Ophthalmologists from the University of Wisconsin have been caring for patients and studying eye diseases since 1925. Our staff includes opticians and ophthalmologists who provide routine and preventive eye care, as well as sub-specialists who are national leaders in treating glaucoma, diabetic retinopathy, eye tumors, macular degeneration and other eye diseases.

Darla Coullard, ophthalmic assistant, using the eSynchrony board. A New Way to Wait

A New Way to Wait

The Department of Ophthalmology and Visual Sciences has implemented eSynchrony. With this visual communication tool, doctors, staff and technicians in a fast-paced clinic can nonverbally track patients by visually moving them through the steps of the process as they are being treated on a central screen.

Dave Seamons and dog Rare Eye Condition Revealed By Genetic Test

Rare Eye Condition Revealed By Genetic Test

By 2018, Dave could barely see a pinpoint of light. He had been legally blind for three years due to optic neuropathy in both eyes. His body also felt like it was falling apart, and his unexplained collection of symptoms—including numbness in his limbs and difficulty walking—puzzled many physicians.

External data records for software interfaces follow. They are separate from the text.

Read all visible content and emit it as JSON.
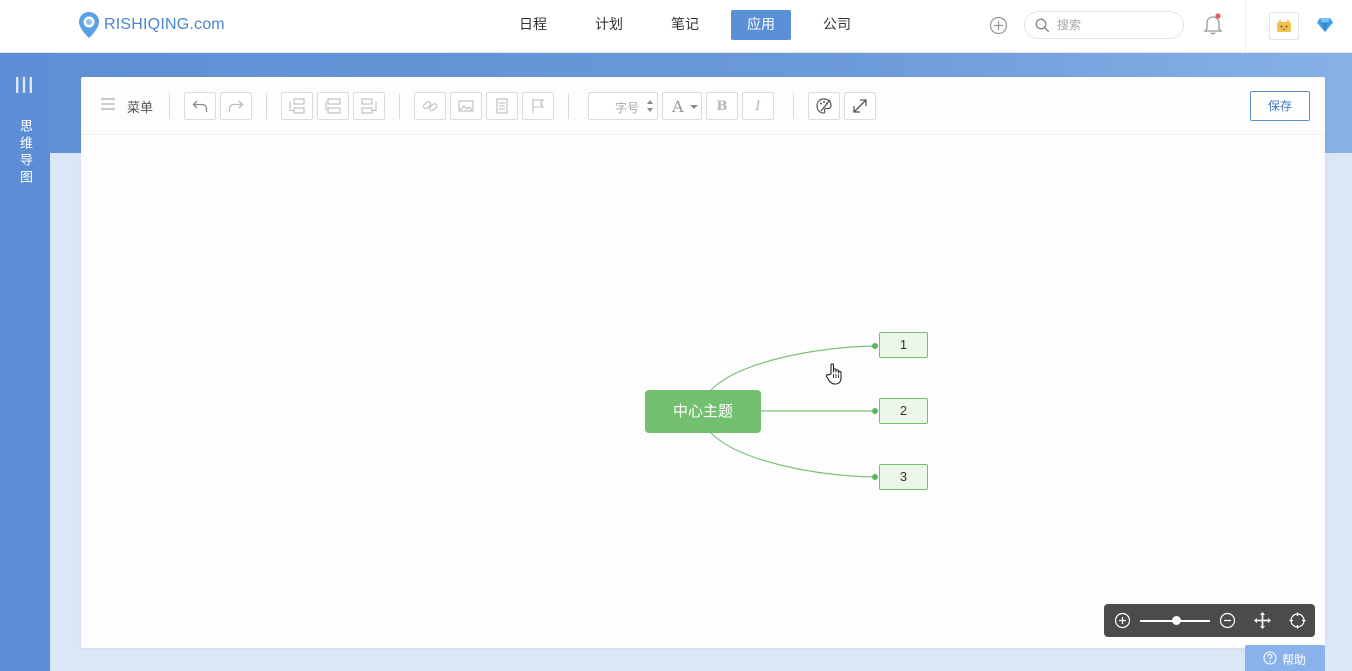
{
  "brand": {
    "logo_text": "RISHIQING.com"
  },
  "nav": {
    "items": [
      {
        "label": "日程",
        "active": false
      },
      {
        "label": "计划",
        "active": false
      },
      {
        "label": "笔记",
        "active": false
      },
      {
        "label": "应用",
        "active": true
      },
      {
        "label": "公司",
        "active": false
      }
    ]
  },
  "search": {
    "placeholder": "搜索"
  },
  "sidebar": {
    "label": "思维导图"
  },
  "toolbar": {
    "menu_label": "菜单",
    "font_size_placeholder": "字号",
    "bold_label": "B",
    "italic_label": "I",
    "font_color_label": "A",
    "save_label": "保存"
  },
  "mindmap": {
    "central_topic": "中心主题",
    "children": [
      "1",
      "2",
      "3"
    ],
    "node_color": "#72bf6f",
    "line_color": "#7cc279"
  },
  "help": {
    "label": "帮助"
  },
  "colors": {
    "accent": "#5b8fd6",
    "sidebar": "#5d8ed5",
    "zoom_panel": "#4b4b4b"
  }
}
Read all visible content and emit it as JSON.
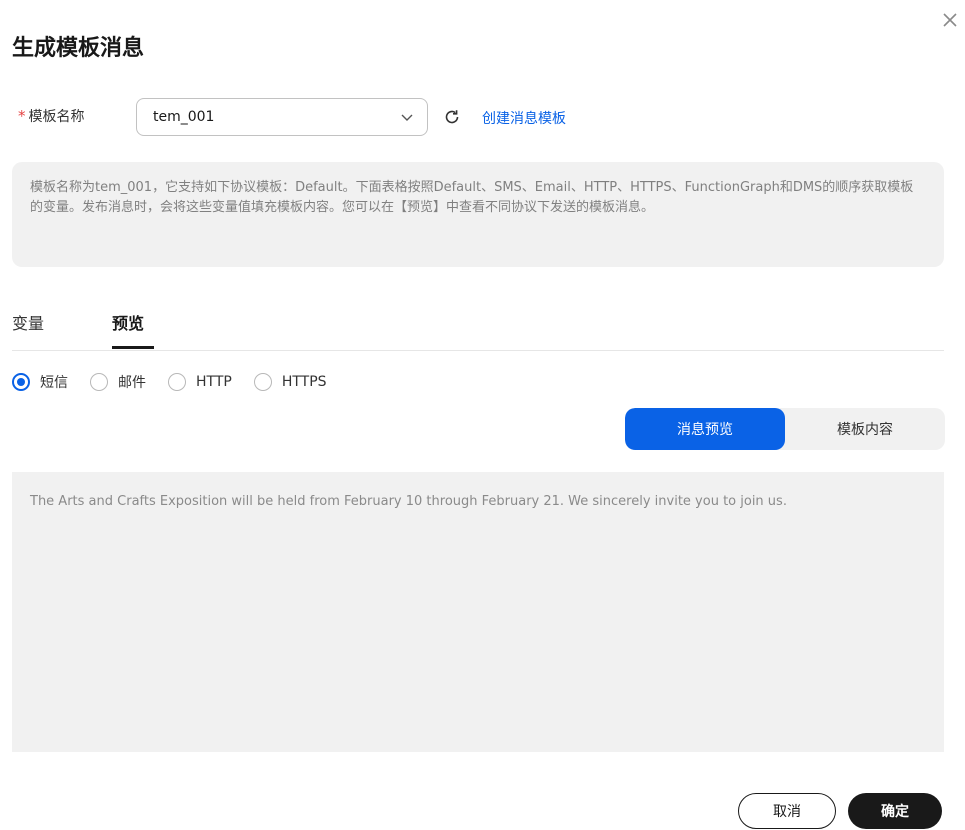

A Vision – For Better Eye Care

A Vision – For Better Eye Care

In August of 2018, the Department of Ophthalmology and Visual Sciences (DOVS) launched a teleophthalmology program in an effort to make diabetic eye examinations highly accessible to rural Wisconsin communities.

Stem Cells Saving Sight

Stem Cells Saving Sight

Two decades after University of Wisconsin-Madison biologist James Thomson’s unprecedented achievement in lab-grown human embryonic cells, pediatric ophthalmologist David Gamm, MD, PhD, is fighting blindness through generating ‘spare parts’ of human eyes, on the foundation of Thomson’s leading stem-cell work.